Work order ->
Using the listing below, return every line that includes "JSON".

■ ■ ■

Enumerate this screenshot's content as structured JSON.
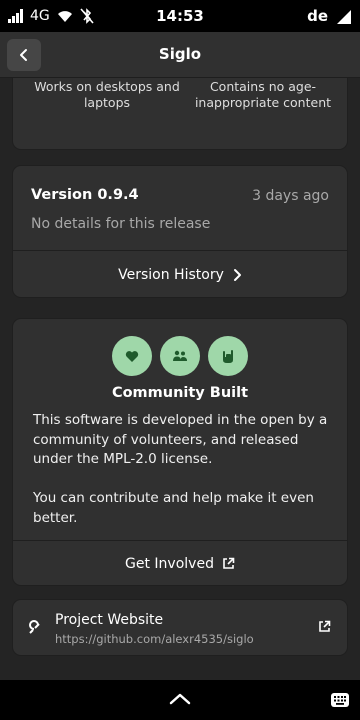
{
  "status_bar": {
    "network": "4G",
    "time": "14:53",
    "keyboard_layout": "de",
    "icons": [
      "signal-icon",
      "wifi-icon",
      "bluetooth-off-icon",
      "battery-icon"
    ]
  },
  "header": {
    "title": "Siglo",
    "back_icon": "chevron-left-icon"
  },
  "compatibility": {
    "device_support": "Works on desktops and laptops",
    "age_rating": "Contains no age-inappropriate content"
  },
  "version": {
    "title": "Version 0.9.4",
    "date": "3 days ago",
    "details": "No details for this release",
    "history_label": "Version History"
  },
  "community": {
    "badge_icons": [
      "heart-icon",
      "people-icon",
      "hand-icon"
    ],
    "badge_color": "#9fd7a9",
    "title": "Community Built",
    "paragraph1": "This software is developed in the open by a community of volunteers, and released under the MPL-2.0 license.",
    "paragraph2": "You can contribute and help make it even better.",
    "get_involved_label": "Get Involved"
  },
  "website": {
    "title": "Project Website",
    "url": "https://github.com/alexr4535/siglo"
  },
  "colors": {
    "background": "#242424",
    "card": "#303030",
    "secondary_text": "#a8a8a8"
  }
}
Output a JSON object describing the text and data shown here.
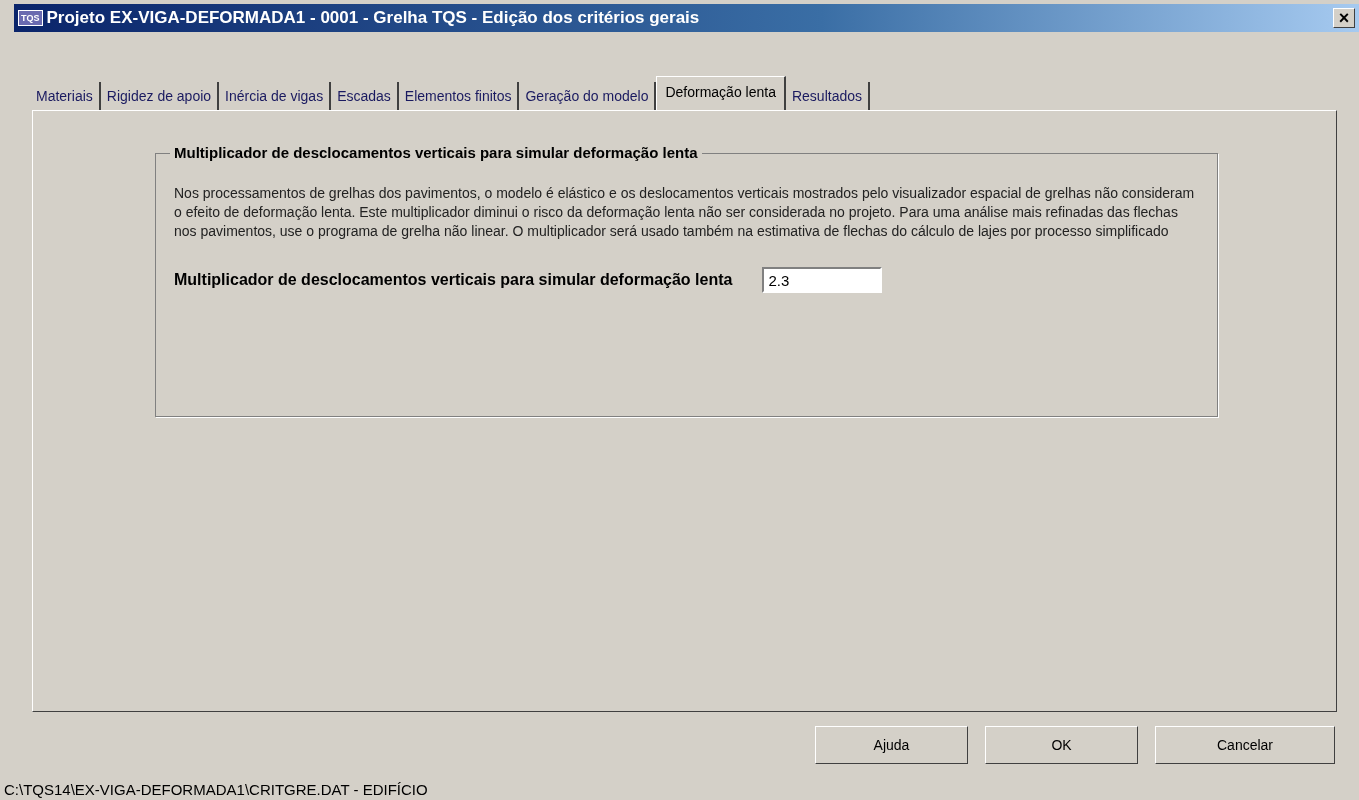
{
  "window": {
    "title": "Projeto EX-VIGA-DEFORMADA1 - 0001 - Grelha TQS - Edição dos critérios gerais",
    "app_icon_text": "TQS",
    "close": "×"
  },
  "tabs": [
    {
      "label": "Materiais",
      "selected": false
    },
    {
      "label": "Rigidez de apoio",
      "selected": false
    },
    {
      "label": "Inércia  de vigas",
      "selected": false
    },
    {
      "label": "Escadas",
      "selected": false
    },
    {
      "label": "Elementos finitos",
      "selected": false
    },
    {
      "label": "Geração do modelo",
      "selected": false
    },
    {
      "label": "Deformação lenta",
      "selected": true
    },
    {
      "label": "Resultados",
      "selected": false
    }
  ],
  "group": {
    "title": "Multiplicador de desclocamentos verticais para simular deformação lenta",
    "description": "Nos processamentos de grelhas dos pavimentos, o modelo é elástico e os deslocamentos verticais mostrados pelo visualizador espacial de grelhas não consideram o efeito de deformação lenta. Este multiplicador diminui o risco da deformação lenta não ser considerada no projeto. Para uma análise mais refinadas das flechas nos pavimentos, use o programa de grelha não linear. O multiplicador será usado também na estimativa de flechas do cálculo de lajes por processo simplificado",
    "field": {
      "label": "Multiplicador de desclocamentos verticais para simular deformação lenta",
      "value": "2.3"
    }
  },
  "buttons": [
    "Ajuda",
    "OK",
    "Cancelar"
  ],
  "status_bar": "C:\\TQS14\\EX-VIGA-DEFORMADA1\\CRITGRE.DAT - EDIFÍCIO"
}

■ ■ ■

Written reply ->
Enumerate this screenshot's content as structured JSON.
Output a JSON object describing the text and data shown here.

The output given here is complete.